I'm looking to parse UTF8 characters from the standard output stream of another application in my C# project. Using the default approach, characters outside of the ANSI spectrum are corrupted when read from the process' standard output stream.
Now according to Microsoft, what I need to do is set the StandardOutputEncoding:
If the value of the StandardOutputEncoding property is Nothing, the process uses the default standard output encoding for the standard output. The StandardOutputEncoding property must be set before the process is started. Setting this property does not guarantee that the process will use the specified encoding. The application should be tested to determine which encodings the process supports.
However, try as I might to set StandardOutputEncoding to UTF8/CP65001 the output as read, when dumped to a binary file, shows the same castration of foreign language characters. They are always read as '?' (aka 0x3F) instead of what they're supposed to be.
I know the assumption at this point would be that the application whose output I'm parsing is simply not sending UTF8 output, but this is definitely not the case as when I attempt to dump the output of the application to a file from the commandline after forcing the codepage of the commandprompt to 65001, everything looks fine.
chcp 65001 && slave.exe > file.txt
By this, I know for a fact that the application slave.txt is capable of spitting out UTF8-encoded standard output, but try as I might, I'm unable to get StandardOutputEncoding to do the same in my C# application.
Each and every time I end up dealing with encoding in .NET, I wish I were back in the C++ world were everything required more work but was so much more transparent.
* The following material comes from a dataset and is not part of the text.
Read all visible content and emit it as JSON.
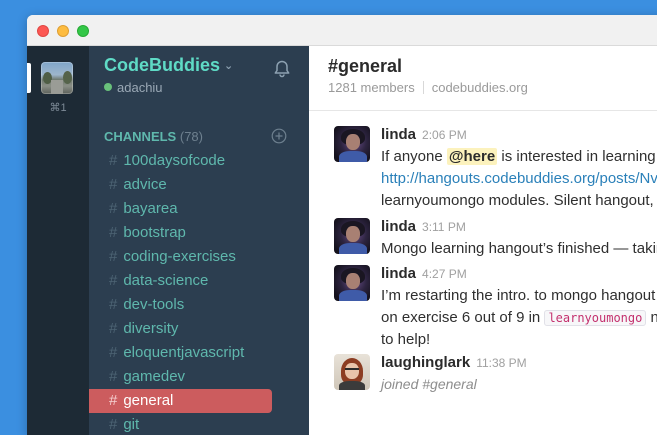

I'm contemplating writing a C application to read the output of slave.txt into a UTF8-encoded text file ready for C# parsing, but I'm holding off on that approach for now.